Additional communication Our blog and group chat have very much operated as part of our campaign which recognises that bullying happens in varying degrees and expresses itself in a variety of ways. The more informative part of our communication material for young people consist of articles posted on Cyberhus. They are still available in Cyberhus’ articles archive, and entail information on e.g. different types of bullying (violent bullying, sex bullying, digital bullying), whom to address if you experience bullying, and a success story on someone who managed to come out on the other side of bullying. The function of the articles have been flexible meaning that if someone asked a question in the chat room, e.g. concerning bullying at school or digital bullying, we wrote an article on that subject. This way, we were able to meet our young people and show them that we listen. As already mentioned, it is of utmost importance to us that young people are taken seriously.
Future plans for our project
Bullying is a major issue and the stories from our group chat testify that bullying results in very serious consequences. At CfDP and Cyberhus, we will continue to make an effort to create dialogues on the issue of bullying and provide young people opportunities to reflect on their behaviour, in real life and online. This effort include ongoing group chats, and blog posts on bullying.
Our group chat has particularly addressed how bullying can be stopped and how young people, parents, and pedagogical staff as a unit, must collaborate more focused on the fight against bullying. Therefore, in the future it could be interesting to receive practical ideas from young people on how a given group culture could be changed, along with young people’s views on initiatives inherent in the ENABLE modules, with an aim to improve and target those initiatives. All in all, it has been an exciting process which has had a positive impact on groups of young people. Also, our campaign has managed to create an intended dialogue on bullying.

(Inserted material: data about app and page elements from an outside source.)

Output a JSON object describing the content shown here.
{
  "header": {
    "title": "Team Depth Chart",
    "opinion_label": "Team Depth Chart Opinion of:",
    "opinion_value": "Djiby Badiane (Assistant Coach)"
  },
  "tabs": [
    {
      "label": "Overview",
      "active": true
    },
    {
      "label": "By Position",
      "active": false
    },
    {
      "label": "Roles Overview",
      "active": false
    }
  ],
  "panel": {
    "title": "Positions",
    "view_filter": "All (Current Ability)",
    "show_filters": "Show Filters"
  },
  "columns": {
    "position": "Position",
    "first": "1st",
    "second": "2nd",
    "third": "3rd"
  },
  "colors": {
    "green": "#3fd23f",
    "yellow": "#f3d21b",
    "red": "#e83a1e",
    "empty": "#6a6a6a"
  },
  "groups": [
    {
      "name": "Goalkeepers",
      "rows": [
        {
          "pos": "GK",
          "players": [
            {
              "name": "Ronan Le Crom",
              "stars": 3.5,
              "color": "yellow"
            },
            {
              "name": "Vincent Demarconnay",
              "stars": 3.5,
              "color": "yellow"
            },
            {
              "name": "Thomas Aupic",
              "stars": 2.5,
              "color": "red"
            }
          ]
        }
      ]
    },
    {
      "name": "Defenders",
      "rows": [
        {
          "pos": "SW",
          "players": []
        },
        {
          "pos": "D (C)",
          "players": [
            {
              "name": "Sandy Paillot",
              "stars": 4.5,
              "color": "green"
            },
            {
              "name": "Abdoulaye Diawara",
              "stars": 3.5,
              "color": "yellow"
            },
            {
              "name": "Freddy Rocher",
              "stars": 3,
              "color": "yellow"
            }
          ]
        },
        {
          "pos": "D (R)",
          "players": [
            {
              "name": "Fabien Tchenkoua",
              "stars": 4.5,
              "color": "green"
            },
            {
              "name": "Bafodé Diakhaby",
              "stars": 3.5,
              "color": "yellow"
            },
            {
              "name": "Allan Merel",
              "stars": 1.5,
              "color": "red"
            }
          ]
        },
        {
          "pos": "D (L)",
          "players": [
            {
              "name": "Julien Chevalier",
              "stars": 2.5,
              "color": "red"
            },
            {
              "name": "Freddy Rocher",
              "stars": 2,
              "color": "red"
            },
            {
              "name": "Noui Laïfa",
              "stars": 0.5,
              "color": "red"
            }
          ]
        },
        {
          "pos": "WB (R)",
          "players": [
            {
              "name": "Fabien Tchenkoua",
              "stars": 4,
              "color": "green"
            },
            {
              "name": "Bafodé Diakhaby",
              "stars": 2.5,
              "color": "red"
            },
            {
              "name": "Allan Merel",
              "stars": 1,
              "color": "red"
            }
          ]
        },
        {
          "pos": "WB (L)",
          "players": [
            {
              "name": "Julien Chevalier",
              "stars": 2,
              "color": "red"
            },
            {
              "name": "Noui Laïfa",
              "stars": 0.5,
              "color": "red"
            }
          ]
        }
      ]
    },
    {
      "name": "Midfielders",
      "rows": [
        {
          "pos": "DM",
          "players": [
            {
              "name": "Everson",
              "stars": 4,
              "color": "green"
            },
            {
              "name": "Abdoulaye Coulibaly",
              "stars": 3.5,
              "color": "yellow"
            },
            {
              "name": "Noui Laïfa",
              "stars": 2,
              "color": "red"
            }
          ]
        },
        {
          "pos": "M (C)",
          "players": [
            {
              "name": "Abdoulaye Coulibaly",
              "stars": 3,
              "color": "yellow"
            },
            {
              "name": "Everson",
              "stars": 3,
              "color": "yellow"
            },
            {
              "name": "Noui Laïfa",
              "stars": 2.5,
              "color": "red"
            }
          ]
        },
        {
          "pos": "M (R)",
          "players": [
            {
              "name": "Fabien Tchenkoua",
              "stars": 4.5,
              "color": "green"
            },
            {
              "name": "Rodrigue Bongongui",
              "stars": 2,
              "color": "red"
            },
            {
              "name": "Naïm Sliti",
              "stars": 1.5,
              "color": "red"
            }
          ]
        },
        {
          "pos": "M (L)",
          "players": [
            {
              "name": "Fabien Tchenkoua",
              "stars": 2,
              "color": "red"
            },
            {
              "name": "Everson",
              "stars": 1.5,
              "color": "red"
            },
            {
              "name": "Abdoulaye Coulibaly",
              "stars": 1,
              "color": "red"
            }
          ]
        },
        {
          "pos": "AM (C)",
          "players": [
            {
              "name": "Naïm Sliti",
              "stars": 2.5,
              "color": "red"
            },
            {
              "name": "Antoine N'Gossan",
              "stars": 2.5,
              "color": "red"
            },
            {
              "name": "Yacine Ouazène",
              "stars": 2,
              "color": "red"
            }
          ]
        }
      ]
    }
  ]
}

Therefore, we consider our campaign a success, however, we unfortunately face a long road before coming to grips with bullying.
More information on the project can be obtained by contacting Signe Sandfeld Hansen by mail, email@example.com or by phone, +0045 86370400.
The campaign is developed in collaboration with ENABLE.
Article by Signe Sandfeld Hansen, Master of Science in Psychology & Project coordinator, CfDP and Karina Lange, Master of Arts (MA) in International Business communication & Communications officer, CfDP.